__Work item__
The output should be every line below that includes the word "kind".

__Data records__
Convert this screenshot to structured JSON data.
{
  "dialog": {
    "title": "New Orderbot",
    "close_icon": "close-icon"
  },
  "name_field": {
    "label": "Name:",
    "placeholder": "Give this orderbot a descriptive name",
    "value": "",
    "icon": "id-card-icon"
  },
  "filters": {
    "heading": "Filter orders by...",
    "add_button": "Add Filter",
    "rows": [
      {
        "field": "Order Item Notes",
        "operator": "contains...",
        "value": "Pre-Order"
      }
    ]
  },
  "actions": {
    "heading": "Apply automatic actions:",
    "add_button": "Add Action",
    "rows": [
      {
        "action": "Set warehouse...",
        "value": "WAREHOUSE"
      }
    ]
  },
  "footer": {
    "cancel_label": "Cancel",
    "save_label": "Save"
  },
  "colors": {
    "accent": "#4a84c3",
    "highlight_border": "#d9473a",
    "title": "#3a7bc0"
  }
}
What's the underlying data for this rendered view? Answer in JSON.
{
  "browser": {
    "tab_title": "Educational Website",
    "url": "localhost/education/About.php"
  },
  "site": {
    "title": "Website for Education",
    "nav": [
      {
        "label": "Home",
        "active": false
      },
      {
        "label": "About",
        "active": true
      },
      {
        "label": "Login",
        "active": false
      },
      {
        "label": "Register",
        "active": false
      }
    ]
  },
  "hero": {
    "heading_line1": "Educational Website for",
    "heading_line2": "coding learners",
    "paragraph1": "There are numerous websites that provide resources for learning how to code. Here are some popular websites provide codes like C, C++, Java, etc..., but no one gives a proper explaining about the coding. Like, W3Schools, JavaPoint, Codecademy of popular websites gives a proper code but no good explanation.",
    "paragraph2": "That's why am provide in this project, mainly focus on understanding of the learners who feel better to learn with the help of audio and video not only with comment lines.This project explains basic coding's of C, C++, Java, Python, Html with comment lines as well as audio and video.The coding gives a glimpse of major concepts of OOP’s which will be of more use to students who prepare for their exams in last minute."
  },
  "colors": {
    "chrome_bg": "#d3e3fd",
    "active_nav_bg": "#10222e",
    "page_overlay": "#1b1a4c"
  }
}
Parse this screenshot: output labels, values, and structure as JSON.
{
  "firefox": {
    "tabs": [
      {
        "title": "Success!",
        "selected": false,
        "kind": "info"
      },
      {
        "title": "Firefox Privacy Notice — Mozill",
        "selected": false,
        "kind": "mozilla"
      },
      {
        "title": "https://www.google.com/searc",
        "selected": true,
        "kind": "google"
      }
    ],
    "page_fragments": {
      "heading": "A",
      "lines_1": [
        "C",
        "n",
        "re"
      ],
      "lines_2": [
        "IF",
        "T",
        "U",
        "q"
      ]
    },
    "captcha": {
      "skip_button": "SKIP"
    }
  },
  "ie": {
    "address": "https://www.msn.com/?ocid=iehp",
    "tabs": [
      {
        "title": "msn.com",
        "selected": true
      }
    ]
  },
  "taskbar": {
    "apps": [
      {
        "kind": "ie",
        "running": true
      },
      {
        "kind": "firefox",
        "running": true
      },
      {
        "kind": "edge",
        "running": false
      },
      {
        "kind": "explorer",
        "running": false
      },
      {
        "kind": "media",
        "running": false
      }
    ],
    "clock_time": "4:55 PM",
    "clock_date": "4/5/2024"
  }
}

__Result of this task__
        "kind": "info"
        "kind": "mozilla"
        "kind": "google"
        "kind": "ie",
        "kind": "firefox",
        "kind": "edge",
        "kind": "explorer",
        "kind": "media",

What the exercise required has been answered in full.